When many people think of meat, steak is the first thing that comes to mind. It is usually the highest-quality and most delicious cut of meat. But why is that? What makes steak so tender? And what are the differences between the different types such as T-bone, rump steak and entrecôte? Read on to find out the most important facts about steak.
‘Steak’ refers to a slice of unprocessed meat cut across the fibre. Steaks are very low in gristle and have a certain proportion of fat that makes the meat especially aromatic and tender. Particularly high-quality meat can be recognised by its vivid red colour, a tender structure and a fine degree of marbling.
What role do the cattle play?
‘Steak’, when used without qualification, usually refers to beef. The term ‘steak’ may also refer to cuts of other meat such as pork, poultry or lamb. These, however, have to be specifically indicated as such. The quality of a beef steak is strongly dependent on the breed of cattle. The most famous breeds used for steak are Angus, Hereford and Galloway. Their meat has a fine degree of marbling and tastes particularly juicy and tender. The marbling, by the way, is caused by intramuscular fat deposits between the muscle fibres.
Something for every taste in steak
In addition to the breed of cattle, other factors are important when it comes to selecting a steak to eat. How do you know if you would like roast beef cut, sirloin, rump or T-bone?
Butchers divide the cow into different cuts – the specific division used may vary by region and country (below, for example, is an American diagram). Cuts of beef include roast beef, fillet, prime rib, shoulder and collar. The butcher takes the cuts and divides them up further into smaller pieces, including steaks. Steaks may, therefore, come from different parts of a cow.
The cut from the hip is called rump. The fillet yields steaks with opulent names such as chateaubriand, tenderloin, filet mignon and tournedos. The roast beef cut, taken from the back, is particularly versatile. Steaks that are usually taken from the roast beef cut include porterhouse, T-bone, rump, entrecôte and rib-eye. Certain steaks, such as T-bone, contain bones, while others, such as rump steak, are bone-free. This depends entirely on the cut.
Entrecôtes are slices from the rib and the fore-rib. The name comes from the French words “entre” (between) and “côte” (rib). Not everyone knows that entrecôte and rib-eye are the same cut. Rib-eye merely gets its name from the typical eye of fat in the middle of the meat.
Slices from anywhere on the loin that contains a bone are referred to as t-bone steaks. This includes parts of the fillet and the roast beef. The name refers to the characteristic shape of the bone.
Do not worry about storing raw meat in the fridge
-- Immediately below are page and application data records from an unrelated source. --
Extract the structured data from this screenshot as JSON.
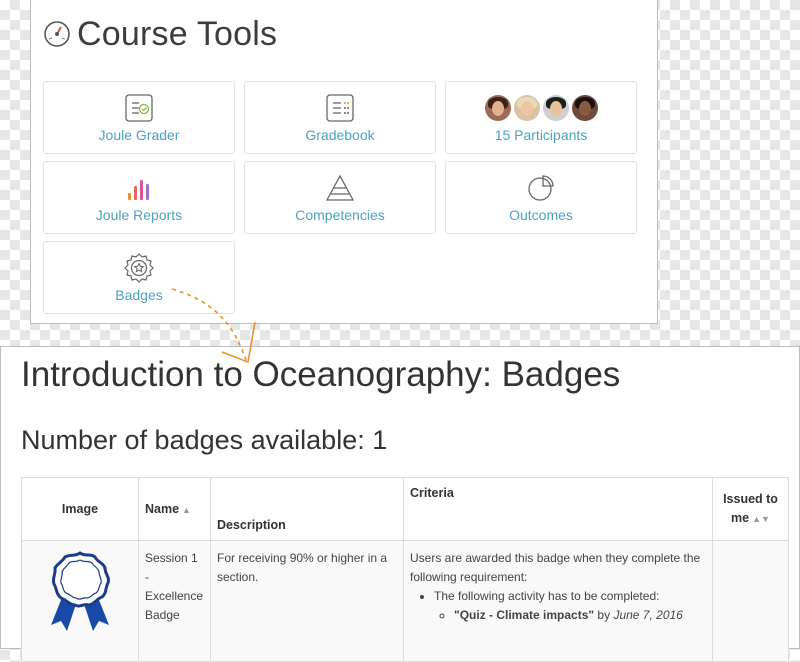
{
  "tools": {
    "title": "Course Tools",
    "tiles": {
      "joule_grader": "Joule Grader",
      "gradebook": "Gradebook",
      "participants": "15 Participants",
      "joule_reports": "Joule Reports",
      "competencies": "Competencies",
      "outcomes": "Outcomes",
      "badges": "Badges"
    },
    "accent_color": "#4aa3c2"
  },
  "badges_page": {
    "title": "Introduction to Oceanography: Badges",
    "count_text": "Number of badges available: 1",
    "table": {
      "headers": {
        "image": "Image",
        "name": "Name",
        "description": "Description",
        "criteria": "Criteria",
        "issued_line1": "Issued to",
        "issued_line2": "me"
      },
      "rows": [
        {
          "name_line1": "Session 1 -",
          "name_line2": "Excellence",
          "name_line3": "Badge",
          "description": "For receiving 90% or higher in a section.",
          "criteria_intro": "Users are awarded this badge when they complete the following requirement:",
          "criteria_item": "The following activity has to be completed:",
          "criteria_activity": "\"Quiz - Climate impacts\"",
          "criteria_by": "by",
          "criteria_date": "June 7, 2016"
        }
      ]
    }
  },
  "colors": {
    "arrow": "#e8922e",
    "ribbon": "#1a4aa8"
  }
}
Particularly when it comes to raw meat, many people worry about making a mistake when it comes to fridge storage. In the BioFresh DrySafe, however, you can store steaks at a temperature of just over 0 °C for a few days. The general rule is that the lower the temperature the greater the delay in growth of undesirable micro-organisms. If the meat has not been vacuum packed in a protected atmosphere, it should be on a plate and covered with cling film.
“How would you like your steak? Rare, medium or well done?”
We’re all familiar with being asked this in a restaurant, but how do you achieve the same results at home? The easiest way is to grab your roasting thermometer and have it at the ready for your next steak evening.
If your guest asks for a rare steak, the thermometer should not exceed a core temperature of 45 to 50 °C. The inside of the meat will then be “bloody”, transitioning to a pink hue further out and a crispy, brown crust.
The stage above rare is medium rare, also referred to as pink or à point. Here, the meat is consistently pink throughout the inside.
Above this, a medium steak has a core temperature of 60°C. The meat is only slightly pink on the inside and, again, offers a crispy, brown crust. The meat is springy when pressure is applied.
When a steak is well done, the meat is no longer pink, but instead is cooked all the way through. To achieve this, the core temperature must exceed 72 °C.
Steak specialities from around the world
In award-winning cuisine, in particular, one type of beef is all the rage: wagyu beef from Japan. Another speciality is Kobe beef, which comes from wagyu cattle from the Japanese region of Kob and is the most expensive beef in the world. This is because Kobe cattle generally live three times as long before slaughter as conventional cattle, graze on meadows in small herds and generally do not receive any hormones or antibiotics.
All wagyu steaks have a high degree of marbling. The fat they contain is a flavouring source that makes the meat particularly tasty and juicy.